__EXERCISE BRIEF__:
What lines below include the string "JSON"? Pick them out and copy them.
(RECORDS SHOWN)
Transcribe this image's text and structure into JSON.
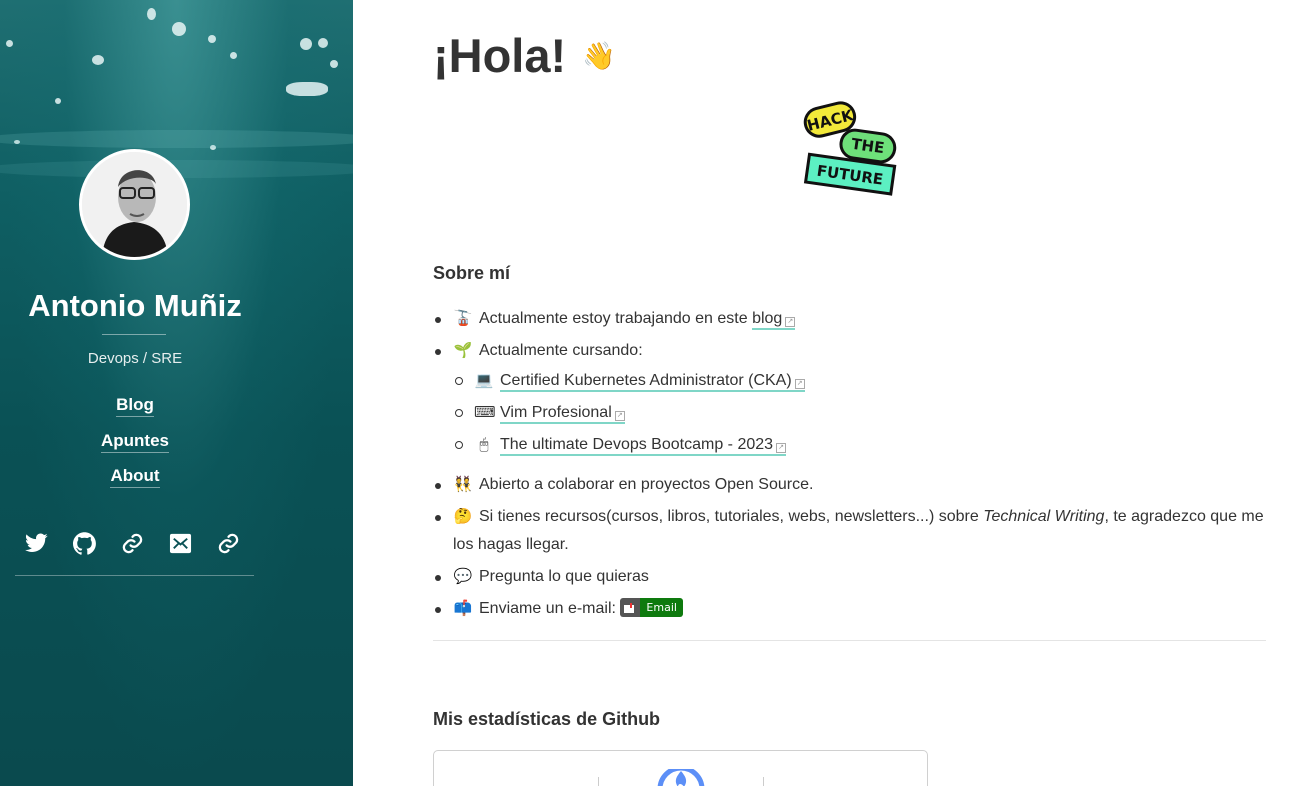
{
  "sidebar": {
    "author_name": "Antonio Muñiz",
    "author_role": "Devops / SRE",
    "nav": [
      {
        "label": "Blog"
      },
      {
        "label": "Apuntes"
      },
      {
        "label": "About"
      }
    ],
    "social_icons": [
      "twitter-icon",
      "github-icon",
      "link-icon",
      "email-icon",
      "link-icon"
    ],
    "colors": {
      "background": "#0a5155",
      "text": "#ffffff"
    }
  },
  "main": {
    "title": "¡Hola!",
    "title_emoji": "👋",
    "logo_text": [
      "HACK",
      "THE",
      "FUTURE"
    ],
    "about_title": "Sobre mí",
    "items": {
      "working": {
        "emoji": "🚡",
        "text": "Actualmente estoy trabajando en este",
        "link": "blog"
      },
      "studying": {
        "emoji": "🌱",
        "text": "Actualmente cursando:"
      },
      "courses": [
        {
          "emoji": "💻",
          "label": "Certified Kubernetes Administrator (CKA)"
        },
        {
          "emoji": "⌨",
          "label": "Vim Profesional"
        },
        {
          "emoji": "🖱",
          "label": "The ultimate Devops Bootcamp - 2023"
        }
      ],
      "opensource": {
        "emoji": "👯",
        "text": "Abierto a colaborar en proyectos Open Source."
      },
      "resources": {
        "emoji": "🤔",
        "text_before": "Si tienes recursos(cursos, libros, tutoriales, webs, newsletters...) sobre",
        "text_em": "Technical Writing",
        "text_after": ", te agradezco que me los hagas llegar."
      },
      "ask": {
        "emoji": "💬",
        "text": "Pregunta lo que quieras"
      },
      "email": {
        "emoji": "📫",
        "text": "Enviame un e-mail:",
        "badge": "Email"
      }
    },
    "stats_title": "Mis estadísticas de Github",
    "colors": {
      "link_underline": "#7fd6c7",
      "badge_green": "#0e7a0e"
    }
  }
}
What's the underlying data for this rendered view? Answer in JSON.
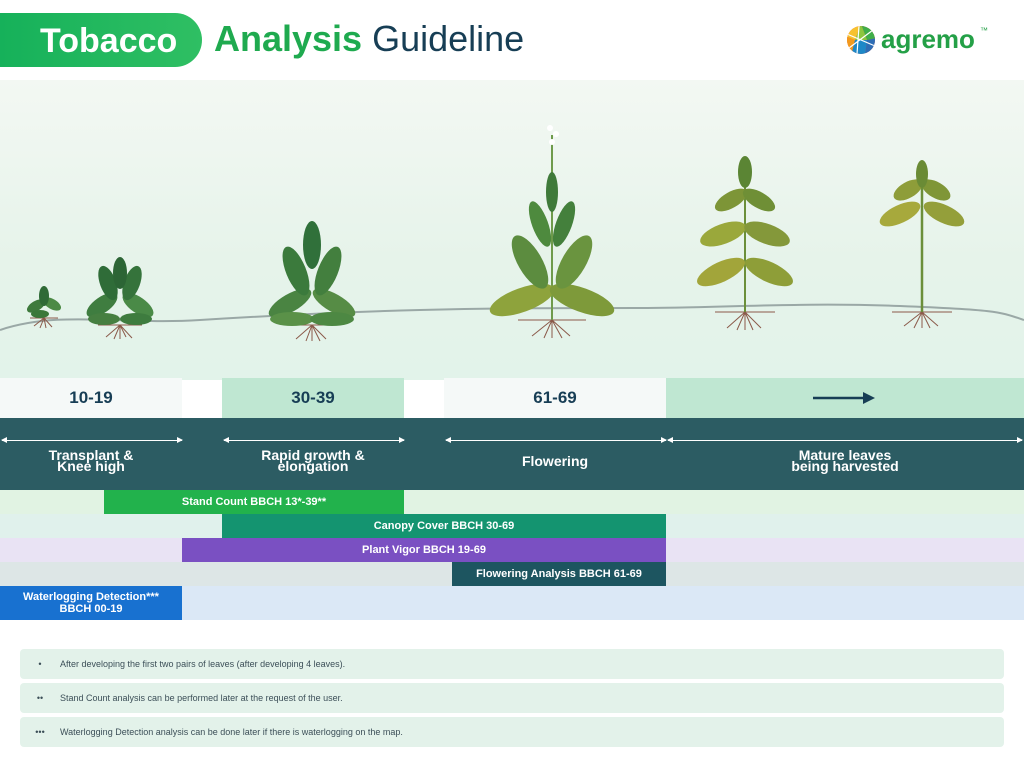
{
  "header": {
    "title_word1": "Tobacco",
    "title_word2": "Analysis",
    "title_word3": "Guideline",
    "logo_text": "agremo",
    "logo_tm": "™"
  },
  "stages": [
    {
      "code": "10-19",
      "label": "Transplant &\nKnee high"
    },
    {
      "code": "30-39",
      "label": "Rapid growth &\nelongation"
    },
    {
      "code": "61-69",
      "label": "Flowering"
    },
    {
      "code": "",
      "label": "Mature leaves\nbeing harvested"
    }
  ],
  "analyses": [
    {
      "label": "Stand Count BBCH 13*-39**",
      "color": "#22b24c",
      "row_bg": "#e1f3e3"
    },
    {
      "label": "Canopy Cover BBCH 30-69",
      "color": "#149470",
      "row_bg": "#e0f1ec"
    },
    {
      "label": "Plant Vigor BBCH 19-69",
      "color": "#7a50c2",
      "row_bg": "#e9e3f4"
    },
    {
      "label": "Flowering Analysis BBCH 61-69",
      "color": "#1d5560",
      "row_bg": "#dde6e6"
    },
    {
      "label": "Waterlogging Detection***\nBBCH 00-19",
      "color": "#1871d0",
      "row_bg": "#dbe8f6"
    }
  ],
  "notes": [
    {
      "marker": "•",
      "text": "After developing the first two pairs of leaves (after developing 4 leaves)."
    },
    {
      "marker": "••",
      "text": "Stand Count analysis can be performed later at the request of the user."
    },
    {
      "marker": "•••",
      "text": "Waterlogging Detection analysis can be done later if there is waterlogging on the map."
    }
  ],
  "colors": {
    "brand_green": "#1faa4f",
    "navy": "#173e55",
    "band": "#2c5c63"
  },
  "icons": [
    "agremo-logo-icon",
    "right-arrow-icon",
    "tobacco-plant-illustration"
  ]
}
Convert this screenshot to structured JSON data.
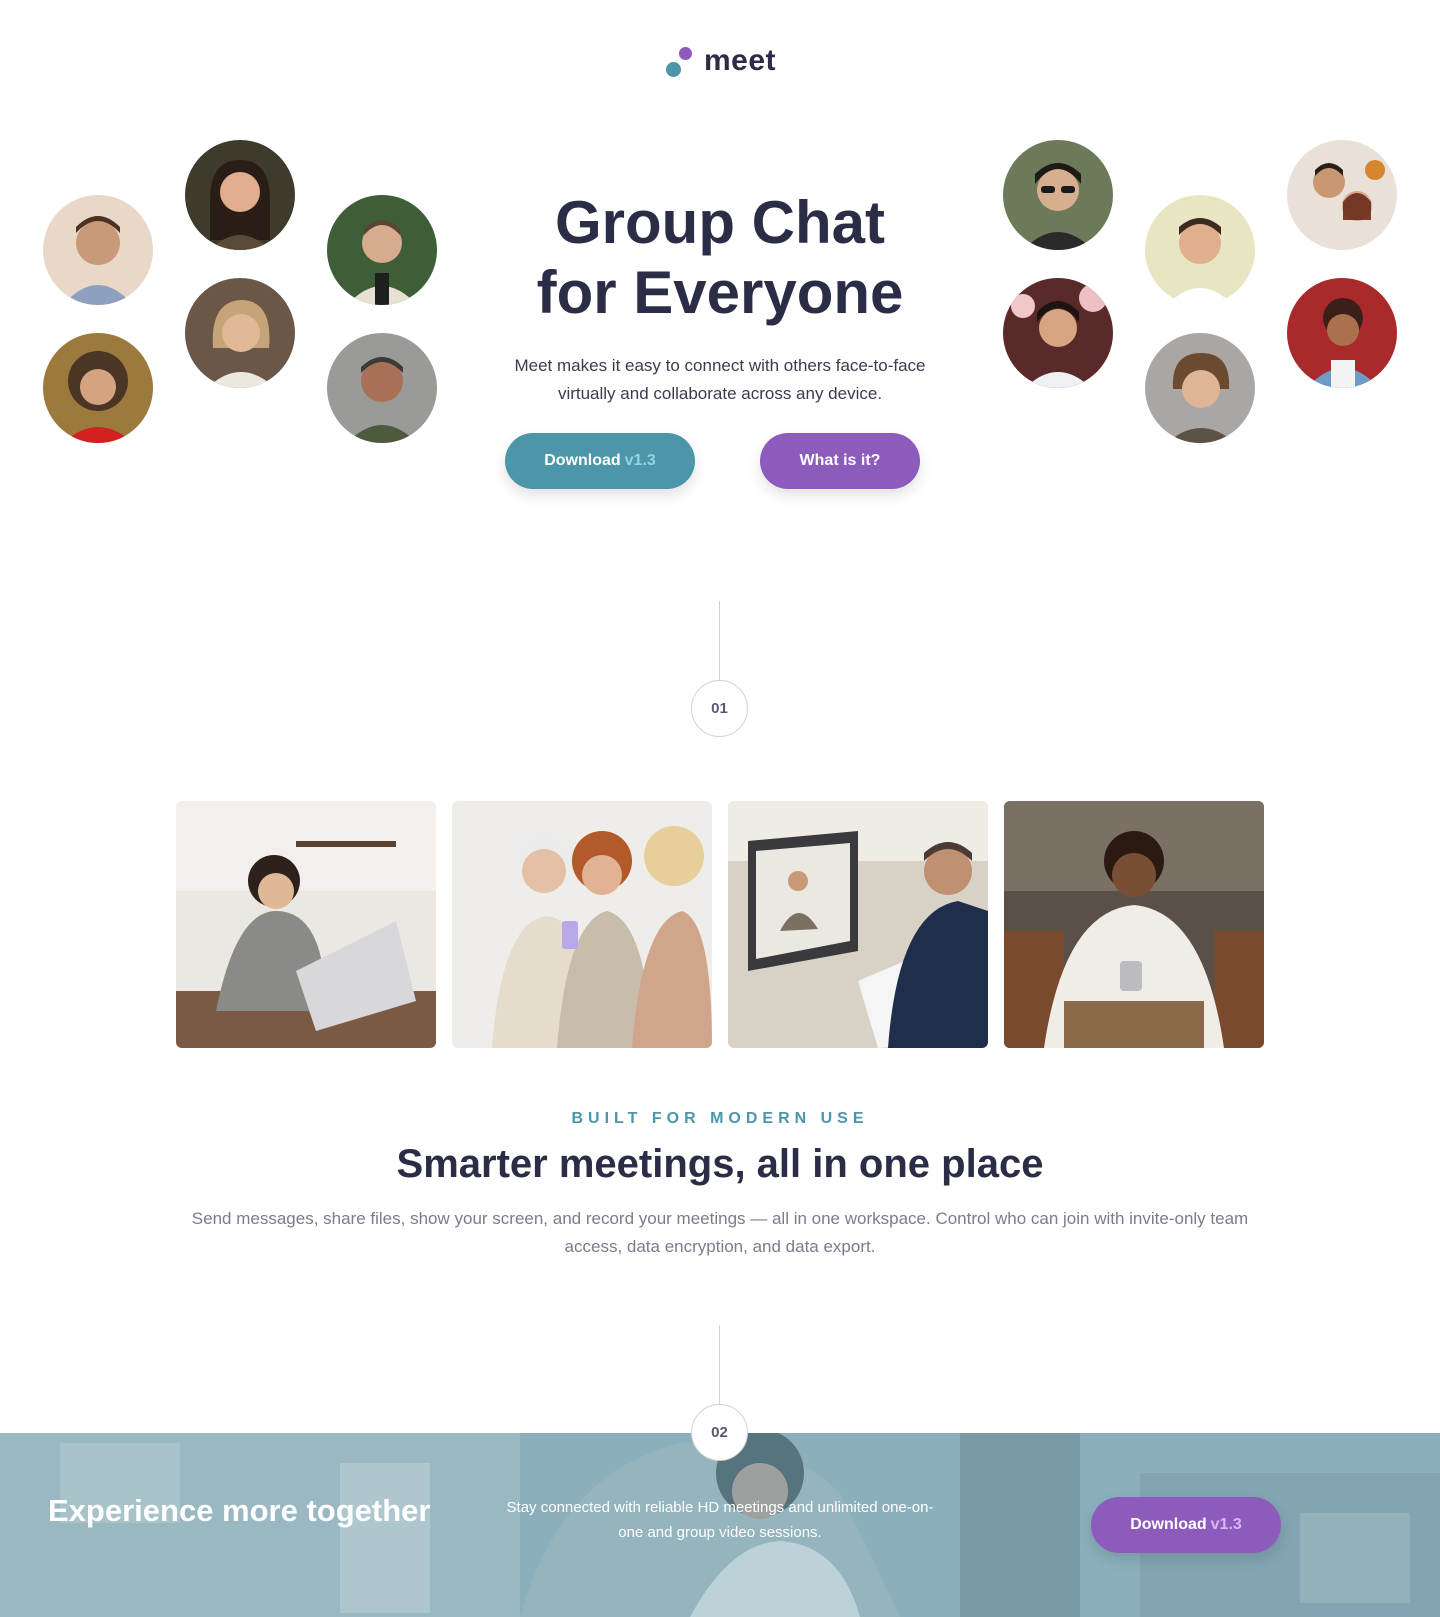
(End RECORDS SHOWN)
__EXPECTED ANSWER__:
Transcribe this image's text and structure into JSON.
What's the underlying data for this rendered view? Answer in JSON.
Convert this screenshot to structured JSON data.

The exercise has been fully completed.